Run through the records and, wherever a line holds the word "title", return that line.

- [Provided records]:
########

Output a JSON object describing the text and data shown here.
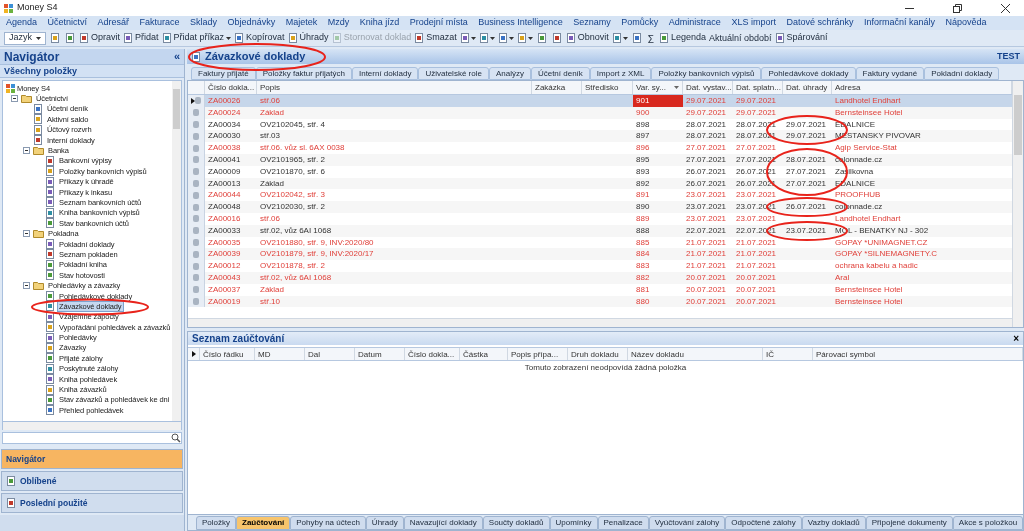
{
  "window": {
    "title": "Money S4"
  },
  "menu": [
    "Agenda",
    "Účetnictví",
    "Adresář",
    "Fakturace",
    "Sklady",
    "Objednávky",
    "Majetek",
    "Mzdy",
    "Kniha jízd",
    "Prodejní místa",
    "Business Intelligence",
    "Seznamy",
    "Pomůcky",
    "Administrace",
    "XLS import",
    "Datové schránky",
    "Informační kanály",
    "Nápověda"
  ],
  "toolbar": [
    {
      "kind": "dropdown",
      "label": "Jazyk",
      "disabled": false
    },
    {
      "kind": "icon",
      "disabled": false
    },
    {
      "kind": "icon",
      "disabled": false
    },
    {
      "kind": "button",
      "label": "Opravit",
      "disabled": false
    },
    {
      "kind": "button",
      "label": "Přidat",
      "disabled": false
    },
    {
      "kind": "dropdown-button",
      "label": "Přidat příkaz",
      "disabled": false
    },
    {
      "kind": "button",
      "label": "Kopírovat",
      "disabled": false
    },
    {
      "kind": "button",
      "label": "Úhrady",
      "disabled": false
    },
    {
      "kind": "button",
      "label": "Stornovat doklad",
      "disabled": true
    },
    {
      "kind": "button",
      "label": "Smazat",
      "disabled": false
    },
    {
      "kind": "icon-dropdown",
      "disabled": false
    },
    {
      "kind": "icon-dropdown",
      "disabled": false
    },
    {
      "kind": "icon-dropdown",
      "disabled": false
    },
    {
      "kind": "icon-dropdown",
      "disabled": false
    },
    {
      "kind": "icon",
      "disabled": false
    },
    {
      "kind": "icon",
      "disabled": false
    },
    {
      "kind": "button",
      "label": "Obnovit",
      "disabled": false
    },
    {
      "kind": "icon-dropdown",
      "disabled": false
    },
    {
      "kind": "icon",
      "disabled": false
    },
    {
      "kind": "symbol",
      "label": "Σ",
      "disabled": false
    },
    {
      "kind": "button",
      "label": "Legenda",
      "disabled": false
    },
    {
      "kind": "text",
      "label": "Aktuální období",
      "disabled": false
    },
    {
      "kind": "button",
      "label": "Spárování",
      "disabled": false
    }
  ],
  "navigator": {
    "title": "Navigátor",
    "collapse": "«",
    "filter": "Všechny položky",
    "tree": {
      "label": "Money S4",
      "children": [
        {
          "label": "Účetnictví",
          "expanded": true,
          "selected": false,
          "children": [
            {
              "label": "Účetní deník",
              "selected": false
            },
            {
              "label": "Aktivní saldo",
              "selected": false
            },
            {
              "label": "Účtový rozvrh",
              "selected": false
            },
            {
              "label": "Interní doklady",
              "selected": false
            },
            {
              "label": "Banka",
              "expanded": true,
              "selected": false,
              "children": [
                {
                  "label": "Bankovní výpisy",
                  "selected": false
                },
                {
                  "label": "Položky bankovních výpisů",
                  "selected": false
                },
                {
                  "label": "Příkazy k úhradě",
                  "selected": false
                },
                {
                  "label": "Příkazy k inkasu",
                  "selected": false
                },
                {
                  "label": "Seznam bankovních účtů",
                  "selected": false
                },
                {
                  "label": "Kniha bankovních výpisů",
                  "selected": false
                },
                {
                  "label": "Stav bankovních účtů",
                  "selected": false
                }
              ]
            },
            {
              "label": "Pokladna",
              "expanded": true,
              "selected": false,
              "children": [
                {
                  "label": "Pokladní doklady",
                  "selected": false
                },
                {
                  "label": "Seznam pokladen",
                  "selected": false
                },
                {
                  "label": "Pokladní kniha",
                  "selected": false
                },
                {
                  "label": "Stav hotovosti",
                  "selected": false
                }
              ]
            },
            {
              "label": "Pohledávky a závazky",
              "expanded": true,
              "selected": false,
              "children": [
                {
                  "label": "Pohledávkové doklady",
                  "selected": false
                },
                {
                  "label": "Závazkové doklady",
                  "selected": true
                },
                {
                  "label": "Vzájemné zápočty",
                  "selected": false
                },
                {
                  "label": "Vypořádání pohledávek a závazků",
                  "selected": false
                },
                {
                  "label": "Pohledávky",
                  "selected": false
                },
                {
                  "label": "Závazky",
                  "selected": false
                },
                {
                  "label": "Přijaté zálohy",
                  "selected": false
                },
                {
                  "label": "Poskytnuté zálohy",
                  "selected": false
                },
                {
                  "label": "Kniha pohledávek",
                  "selected": false
                },
                {
                  "label": "Kniha závazků",
                  "selected": false
                },
                {
                  "label": "Stav závazků a pohledávek ke dni",
                  "selected": false
                },
                {
                  "label": "Přehled pohledávek",
                  "selected": false
                }
              ]
            }
          ]
        }
      ]
    },
    "panels": [
      {
        "label": "Navigátor",
        "selected": true
      },
      {
        "label": "Oblíbené",
        "selected": false
      },
      {
        "label": "Poslední použité",
        "selected": false
      }
    ]
  },
  "agenda": {
    "title": "Závazkové doklady",
    "database": "TEST",
    "tabs": [
      {
        "label": "Faktury přijaté",
        "selected": false
      },
      {
        "label": "Položky faktur přijatých",
        "selected": false
      },
      {
        "label": "Interní doklady",
        "selected": false
      },
      {
        "label": "Uživatelské role",
        "selected": false
      },
      {
        "label": "Analýzy",
        "selected": false
      },
      {
        "label": "Účetní deník",
        "selected": false
      },
      {
        "label": "Import z XML",
        "selected": false
      },
      {
        "label": "Položky bankovních výpisů",
        "selected": false
      },
      {
        "label": "Pohledávkové doklady",
        "selected": false
      },
      {
        "label": "Faktury vydané",
        "selected": false
      },
      {
        "label": "Pokladní doklady",
        "selected": false
      }
    ],
    "table": {
      "columns": [
        "Číslo dokla...",
        "Popis",
        "Zakázka",
        "Středisko",
        "Var. sy...",
        "Dat. vystav...",
        "Dat. splatn...",
        "Dat. úhrady",
        "Adresa"
      ],
      "rows": [
        {
          "number": "ZA00026",
          "description": "stř.06",
          "var_symbol": "901",
          "issued": "29.07.2021",
          "due": "29.07.2021",
          "paid": "",
          "address": "Landhotel Endhart",
          "unpaid": true,
          "selected": true
        },
        {
          "number": "ZA00024",
          "description": "Základ",
          "var_symbol": "900",
          "issued": "29.07.2021",
          "due": "29.07.2021",
          "paid": "",
          "address": "Bernsteinsee Hotel",
          "unpaid": true,
          "selected": false
        },
        {
          "number": "ZA00034",
          "description": "OV2102045, stř. 4",
          "var_symbol": "898",
          "issued": "28.07.2021",
          "due": "28.07.2021",
          "paid": "29.07.2021",
          "address": "EDALNICE",
          "unpaid": false,
          "selected": false
        },
        {
          "number": "ZA00030",
          "description": "stř.03",
          "var_symbol": "897",
          "issued": "28.07.2021",
          "due": "28.07.2021",
          "paid": "29.07.2021",
          "address": "MESTANSKY PIVOVAR",
          "unpaid": false,
          "selected": false
        },
        {
          "number": "ZA00038",
          "description": "stř.06. vůz sl. 6AX 0038",
          "var_symbol": "896",
          "issued": "27.07.2021",
          "due": "27.07.2021",
          "paid": "",
          "address": "Agip Service-Stat",
          "unpaid": true,
          "selected": false
        },
        {
          "number": "ZA00041",
          "description": "OV2101965, stř. 2",
          "var_symbol": "895",
          "issued": "27.07.2021",
          "due": "27.07.2021",
          "paid": "28.07.2021",
          "address": "colonnade.cz",
          "unpaid": false,
          "selected": false
        },
        {
          "number": "ZA00009",
          "description": "OV2101870, stř. 6",
          "var_symbol": "893",
          "issued": "26.07.2021",
          "due": "26.07.2021",
          "paid": "27.07.2021",
          "address": "Zasilkovna",
          "unpaid": false,
          "selected": false
        },
        {
          "number": "ZA00013",
          "description": "Základ",
          "var_symbol": "892",
          "issued": "26.07.2021",
          "due": "26.07.2021",
          "paid": "27.07.2021",
          "address": "EDALNICE",
          "unpaid": false,
          "selected": false
        },
        {
          "number": "ZA00044",
          "description": "OV2102042, stř. 3",
          "var_symbol": "891",
          "issued": "23.07.2021",
          "due": "23.07.2021",
          "paid": "",
          "address": "PROOFHUB",
          "unpaid": true,
          "selected": false
        },
        {
          "number": "ZA00048",
          "description": "OV2102030, stř. 2",
          "var_symbol": "890",
          "issued": "23.07.2021",
          "due": "23.07.2021",
          "paid": "26.07.2021",
          "address": "colonnade.cz",
          "unpaid": false,
          "selected": false
        },
        {
          "number": "ZA00016",
          "description": "stř.06",
          "var_symbol": "889",
          "issued": "23.07.2021",
          "due": "23.07.2021",
          "paid": "",
          "address": "Landhotel Endhart",
          "unpaid": true,
          "selected": false
        },
        {
          "number": "ZA00033",
          "description": "stř.02, vůz 6AI 1068",
          "var_symbol": "888",
          "issued": "22.07.2021",
          "due": "22.07.2021",
          "paid": "23.07.2021",
          "address": "MOL - BENATKY NJ - 302",
          "unpaid": false,
          "selected": false
        },
        {
          "number": "ZA00035",
          "description": "OV2101880, stř. 9, INV:2020/80",
          "var_symbol": "885",
          "issued": "21.07.2021",
          "due": "21.07.2021",
          "paid": "",
          "address": "GOPAY  *UNIMAGNET.CZ",
          "unpaid": true,
          "selected": false
        },
        {
          "number": "ZA00039",
          "description": "OV2101879, stř. 9, INV:2020/17",
          "var_symbol": "884",
          "issued": "21.07.2021",
          "due": "21.07.2021",
          "paid": "",
          "address": "GOPAY  *SILNEMAGNETY.C",
          "unpaid": true,
          "selected": false
        },
        {
          "number": "ZA00012",
          "description": "OV2101878, stř. 2",
          "var_symbol": "883",
          "issued": "21.07.2021",
          "due": "21.07.2021",
          "paid": "",
          "address": "ochrana kabelu a hadic",
          "unpaid": true,
          "selected": false
        },
        {
          "number": "ZA00043",
          "description": "stř.02, vůz 6AI 1068",
          "var_symbol": "882",
          "issued": "20.07.2021",
          "due": "20.07.2021",
          "paid": "",
          "address": "Aral",
          "unpaid": true,
          "selected": false
        },
        {
          "number": "ZA00037",
          "description": "Základ",
          "var_symbol": "881",
          "issued": "20.07.2021",
          "due": "20.07.2021",
          "paid": "",
          "address": "Bernsteinsee Hotel",
          "unpaid": true,
          "selected": false
        },
        {
          "number": "ZA00019",
          "description": "stř.10",
          "var_symbol": "880",
          "issued": "20.07.2021",
          "due": "20.07.2021",
          "paid": "",
          "address": "Bernsteinsee Hotel",
          "unpaid": true,
          "selected": false
        }
      ]
    }
  },
  "postings": {
    "title": "Seznam zaúčtování",
    "close": "×",
    "columns": [
      "Číslo řádku",
      "MD",
      "Dal",
      "Datum",
      "Číslo dokla...",
      "Částka",
      "Popis přípa...",
      "Druh dokladu",
      "Název dokladu",
      "IČ",
      "Párovací symbol"
    ],
    "empty_message": "Tomuto zobrazení neodpovídá žádná položka",
    "tabs": [
      {
        "label": "Položky",
        "selected": false
      },
      {
        "label": "Zaúčtování",
        "selected": true
      },
      {
        "label": "Pohyby na účtech",
        "selected": false
      },
      {
        "label": "Úhrady",
        "selected": false
      },
      {
        "label": "Navazující doklady",
        "selected": false
      },
      {
        "label": "Součty dokladů",
        "selected": false
      },
      {
        "label": "Upomínky",
        "selected": false
      },
      {
        "label": "Penalizace",
        "selected": false
      },
      {
        "label": "Vyúčtování zálohy",
        "selected": false
      },
      {
        "label": "Odpočtené zálohy",
        "selected": false
      },
      {
        "label": "Vazby dokladů",
        "selected": false
      },
      {
        "label": "Připojené dokumenty",
        "selected": false
      },
      {
        "label": "Akce s položkou",
        "selected": false
      }
    ]
  }
}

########

- [Expected output]:
    "title": "Money S4"
    "title": "Navigátor",
    "title": "Závazkové doklady",
    "title": "Seznam zaúčtování",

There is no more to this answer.